No-one wants to be bad at something. No-one wants to be a “newbie.” That may account for why so many phony expert bloggers exist out there. But competency comes through putting time and effort into doing the thing you want to be competent at doing. Everything has to develop.
Which takes us back to the walking analogy. It’s one I like because I’m a walker. I walk everywhere, and I love hiking in the great outdoors.
If it’s the first time you’ve slouched off the sofa and poked your nose outside your front door, you can’t expect to walk to the top of a mountain the same day. But you’ve got to start somewhere or you’ll get nowhere. Take the first steps.
Maybe you can only get around the block. But keep walking around the block and you’ll find you get stronger and your stamina builds. A month down the line, you’ll be doing circuits of the recreation ground. Three months down the line, you’ll be in the foothills of a National Park. A year from now, you’ll be taking in the view from the highest peak. And you won’t even be out of breath when you get there.
Everybody Starts at Zero, and the Only Way is Up
It’s the same with blogging – or any writing. It takes time to build your skills, your strengths, and your stamina. You’ve got to live through the period when you have only one post and no traffic; when you can’t think of anything useful to write; when you feel lonely and afraid and think it might all come to nothing.
But if you keep at it, everything gets easier and easier. Remember when you couldn’t balance on a bicycle or swim a length of the pool?
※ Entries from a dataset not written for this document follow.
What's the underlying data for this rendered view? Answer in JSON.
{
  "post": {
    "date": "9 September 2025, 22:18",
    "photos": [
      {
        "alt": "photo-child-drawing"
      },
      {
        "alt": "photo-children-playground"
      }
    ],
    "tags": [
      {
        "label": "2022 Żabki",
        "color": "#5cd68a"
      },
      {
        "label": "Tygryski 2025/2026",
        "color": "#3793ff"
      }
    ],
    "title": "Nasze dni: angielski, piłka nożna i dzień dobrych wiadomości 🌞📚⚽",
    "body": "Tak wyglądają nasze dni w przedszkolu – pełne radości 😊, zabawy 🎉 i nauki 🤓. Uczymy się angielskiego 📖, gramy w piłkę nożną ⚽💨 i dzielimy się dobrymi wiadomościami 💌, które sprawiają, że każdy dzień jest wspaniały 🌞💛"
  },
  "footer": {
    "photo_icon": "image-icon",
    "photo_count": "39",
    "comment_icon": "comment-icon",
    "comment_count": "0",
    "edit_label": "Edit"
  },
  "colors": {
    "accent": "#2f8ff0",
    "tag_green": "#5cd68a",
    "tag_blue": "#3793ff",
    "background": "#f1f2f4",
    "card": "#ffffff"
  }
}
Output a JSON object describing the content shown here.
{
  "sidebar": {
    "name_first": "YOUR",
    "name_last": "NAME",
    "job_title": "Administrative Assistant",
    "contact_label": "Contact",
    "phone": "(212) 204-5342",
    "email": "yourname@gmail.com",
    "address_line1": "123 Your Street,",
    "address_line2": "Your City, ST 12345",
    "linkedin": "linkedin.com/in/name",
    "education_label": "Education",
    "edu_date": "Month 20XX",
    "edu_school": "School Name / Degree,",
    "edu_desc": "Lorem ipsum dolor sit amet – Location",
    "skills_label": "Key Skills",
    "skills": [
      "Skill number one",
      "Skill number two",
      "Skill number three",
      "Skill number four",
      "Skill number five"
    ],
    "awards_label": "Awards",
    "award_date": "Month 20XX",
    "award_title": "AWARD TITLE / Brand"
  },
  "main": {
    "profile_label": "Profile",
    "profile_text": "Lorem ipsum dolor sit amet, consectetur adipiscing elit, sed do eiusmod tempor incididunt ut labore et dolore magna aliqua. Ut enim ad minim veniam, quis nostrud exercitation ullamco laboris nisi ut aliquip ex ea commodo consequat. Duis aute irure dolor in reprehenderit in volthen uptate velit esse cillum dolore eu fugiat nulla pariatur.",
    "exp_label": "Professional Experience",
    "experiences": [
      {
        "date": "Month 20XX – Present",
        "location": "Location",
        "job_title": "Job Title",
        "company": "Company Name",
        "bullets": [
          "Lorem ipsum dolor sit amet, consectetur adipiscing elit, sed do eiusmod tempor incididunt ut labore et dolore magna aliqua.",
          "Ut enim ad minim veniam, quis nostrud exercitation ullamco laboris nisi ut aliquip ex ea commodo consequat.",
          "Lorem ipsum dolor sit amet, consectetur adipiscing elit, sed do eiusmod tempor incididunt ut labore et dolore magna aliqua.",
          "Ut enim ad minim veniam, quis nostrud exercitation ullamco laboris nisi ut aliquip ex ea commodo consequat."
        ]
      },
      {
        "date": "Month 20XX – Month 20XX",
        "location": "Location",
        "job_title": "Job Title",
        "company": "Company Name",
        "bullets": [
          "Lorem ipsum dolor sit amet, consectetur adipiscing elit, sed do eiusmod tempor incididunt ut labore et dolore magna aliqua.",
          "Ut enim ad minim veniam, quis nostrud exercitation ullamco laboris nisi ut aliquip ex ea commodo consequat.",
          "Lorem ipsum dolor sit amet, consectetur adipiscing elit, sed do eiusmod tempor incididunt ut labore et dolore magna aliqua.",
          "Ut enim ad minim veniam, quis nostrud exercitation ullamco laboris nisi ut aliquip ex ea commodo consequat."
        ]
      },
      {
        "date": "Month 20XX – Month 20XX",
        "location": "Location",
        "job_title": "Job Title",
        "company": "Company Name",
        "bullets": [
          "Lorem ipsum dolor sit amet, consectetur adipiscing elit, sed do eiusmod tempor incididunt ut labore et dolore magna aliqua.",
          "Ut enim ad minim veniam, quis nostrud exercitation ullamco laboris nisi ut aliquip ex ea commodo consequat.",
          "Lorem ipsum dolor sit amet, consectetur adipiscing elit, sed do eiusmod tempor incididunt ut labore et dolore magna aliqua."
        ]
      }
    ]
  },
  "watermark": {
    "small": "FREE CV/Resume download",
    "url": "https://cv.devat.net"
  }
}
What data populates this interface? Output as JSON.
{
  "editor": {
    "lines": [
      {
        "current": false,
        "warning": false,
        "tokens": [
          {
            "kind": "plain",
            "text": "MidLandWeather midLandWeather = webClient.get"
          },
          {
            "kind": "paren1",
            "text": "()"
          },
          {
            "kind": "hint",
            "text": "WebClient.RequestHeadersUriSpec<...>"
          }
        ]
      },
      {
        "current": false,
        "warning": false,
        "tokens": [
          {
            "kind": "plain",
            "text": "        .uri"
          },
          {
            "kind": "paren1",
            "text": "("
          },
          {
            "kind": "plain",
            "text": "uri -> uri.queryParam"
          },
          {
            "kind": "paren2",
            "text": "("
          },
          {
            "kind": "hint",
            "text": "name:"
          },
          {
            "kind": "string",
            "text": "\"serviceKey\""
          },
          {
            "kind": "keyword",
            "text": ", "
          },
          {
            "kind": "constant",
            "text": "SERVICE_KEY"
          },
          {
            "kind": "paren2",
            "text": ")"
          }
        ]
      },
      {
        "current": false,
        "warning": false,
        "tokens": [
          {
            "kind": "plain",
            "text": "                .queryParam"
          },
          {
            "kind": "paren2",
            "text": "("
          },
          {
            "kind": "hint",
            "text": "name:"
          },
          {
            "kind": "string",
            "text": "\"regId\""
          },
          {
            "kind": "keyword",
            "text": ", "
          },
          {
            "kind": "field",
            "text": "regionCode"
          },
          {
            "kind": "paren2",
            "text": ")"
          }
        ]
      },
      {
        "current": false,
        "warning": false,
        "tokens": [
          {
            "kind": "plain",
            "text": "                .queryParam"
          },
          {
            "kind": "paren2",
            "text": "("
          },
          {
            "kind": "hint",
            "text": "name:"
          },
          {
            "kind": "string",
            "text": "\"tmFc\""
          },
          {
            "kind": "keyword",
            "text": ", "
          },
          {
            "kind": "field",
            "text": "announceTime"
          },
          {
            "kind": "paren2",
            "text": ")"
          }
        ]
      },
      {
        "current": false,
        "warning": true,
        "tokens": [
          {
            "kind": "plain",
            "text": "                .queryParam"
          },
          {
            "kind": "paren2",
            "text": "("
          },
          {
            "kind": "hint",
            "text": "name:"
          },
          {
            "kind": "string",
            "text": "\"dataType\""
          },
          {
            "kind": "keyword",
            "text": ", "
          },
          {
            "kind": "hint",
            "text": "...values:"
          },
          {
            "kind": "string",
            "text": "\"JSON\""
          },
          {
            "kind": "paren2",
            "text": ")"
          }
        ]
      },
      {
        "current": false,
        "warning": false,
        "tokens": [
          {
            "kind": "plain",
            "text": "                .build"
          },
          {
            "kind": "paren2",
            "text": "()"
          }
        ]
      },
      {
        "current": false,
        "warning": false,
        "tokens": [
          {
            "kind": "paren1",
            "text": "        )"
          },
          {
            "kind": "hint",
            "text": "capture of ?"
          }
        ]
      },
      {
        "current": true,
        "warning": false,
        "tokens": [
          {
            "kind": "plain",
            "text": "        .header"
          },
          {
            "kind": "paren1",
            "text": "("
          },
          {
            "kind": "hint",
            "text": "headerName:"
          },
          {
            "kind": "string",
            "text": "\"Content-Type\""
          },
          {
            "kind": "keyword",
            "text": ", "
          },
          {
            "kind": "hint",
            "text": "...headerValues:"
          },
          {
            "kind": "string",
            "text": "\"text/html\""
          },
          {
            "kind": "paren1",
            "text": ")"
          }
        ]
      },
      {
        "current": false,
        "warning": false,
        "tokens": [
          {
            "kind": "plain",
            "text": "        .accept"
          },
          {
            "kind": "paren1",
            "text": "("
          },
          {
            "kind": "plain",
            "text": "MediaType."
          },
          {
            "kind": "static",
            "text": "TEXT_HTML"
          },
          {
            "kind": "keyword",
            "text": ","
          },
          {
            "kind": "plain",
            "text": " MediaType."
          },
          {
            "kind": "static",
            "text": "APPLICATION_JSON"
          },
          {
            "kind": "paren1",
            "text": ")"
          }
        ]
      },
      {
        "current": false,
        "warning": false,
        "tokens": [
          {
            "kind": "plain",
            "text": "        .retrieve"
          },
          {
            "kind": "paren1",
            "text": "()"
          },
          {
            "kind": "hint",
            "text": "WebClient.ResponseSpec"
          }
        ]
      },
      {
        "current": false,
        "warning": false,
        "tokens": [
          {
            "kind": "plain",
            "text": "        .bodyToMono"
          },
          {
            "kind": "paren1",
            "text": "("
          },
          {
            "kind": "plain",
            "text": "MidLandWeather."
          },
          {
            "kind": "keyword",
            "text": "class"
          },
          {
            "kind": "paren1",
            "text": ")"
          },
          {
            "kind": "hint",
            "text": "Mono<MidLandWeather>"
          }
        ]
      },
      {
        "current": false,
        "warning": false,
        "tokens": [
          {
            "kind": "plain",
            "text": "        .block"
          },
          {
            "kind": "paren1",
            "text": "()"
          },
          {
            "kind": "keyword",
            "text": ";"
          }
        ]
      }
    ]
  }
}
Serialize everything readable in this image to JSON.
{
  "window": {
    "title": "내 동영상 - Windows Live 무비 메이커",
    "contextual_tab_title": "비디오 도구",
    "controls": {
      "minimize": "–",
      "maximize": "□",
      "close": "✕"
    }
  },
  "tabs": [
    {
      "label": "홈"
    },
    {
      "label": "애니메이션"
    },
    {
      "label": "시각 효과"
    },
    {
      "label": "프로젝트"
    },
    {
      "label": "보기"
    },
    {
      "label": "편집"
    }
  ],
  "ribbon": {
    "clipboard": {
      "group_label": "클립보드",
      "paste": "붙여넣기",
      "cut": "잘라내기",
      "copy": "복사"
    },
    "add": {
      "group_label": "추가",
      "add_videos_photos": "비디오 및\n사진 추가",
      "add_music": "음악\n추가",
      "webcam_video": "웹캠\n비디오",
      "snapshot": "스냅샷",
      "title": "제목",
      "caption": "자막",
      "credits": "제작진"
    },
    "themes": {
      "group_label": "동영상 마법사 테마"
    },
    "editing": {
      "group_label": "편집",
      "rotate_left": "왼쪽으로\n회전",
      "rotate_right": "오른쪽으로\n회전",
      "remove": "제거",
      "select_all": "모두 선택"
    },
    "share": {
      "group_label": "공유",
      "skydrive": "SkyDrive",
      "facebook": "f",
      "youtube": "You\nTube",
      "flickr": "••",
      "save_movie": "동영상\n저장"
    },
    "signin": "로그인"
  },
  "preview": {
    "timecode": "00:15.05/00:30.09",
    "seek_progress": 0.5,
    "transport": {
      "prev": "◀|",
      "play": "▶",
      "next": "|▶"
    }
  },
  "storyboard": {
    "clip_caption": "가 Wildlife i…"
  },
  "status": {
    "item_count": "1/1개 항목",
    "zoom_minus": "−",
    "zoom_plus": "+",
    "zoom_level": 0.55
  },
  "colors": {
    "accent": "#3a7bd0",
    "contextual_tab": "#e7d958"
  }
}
And now you hop on your bike and go without even thinking about it. You turn somersaults from the high board and churn through the water at a phenomenal rate of knots. That which started out as a serious challenge has become effortless.
The only reason I’m any good at any of the things I’m any good at is because I allowed myself to be crap at them at the start. So stop reading blogs about blogging and write your blog.
If you want to write a blog, you can. You have my blessing to leave this blog and write your own. You can start now. And you can start with your next post.
If you’ve enjoyed this post or if you haven’t, I would love to read your insights, experiences, thoughts, critiques, or reflections in the comments below. Please share this post on your social media. That would be a lovely thing to do.
Image credits: all images (apart from the book covers of my novels and the photo of me) are in the Public Domain and were sourced via the Creative Commons. Click on the image to reveal the name of the artist and the work in the address bar.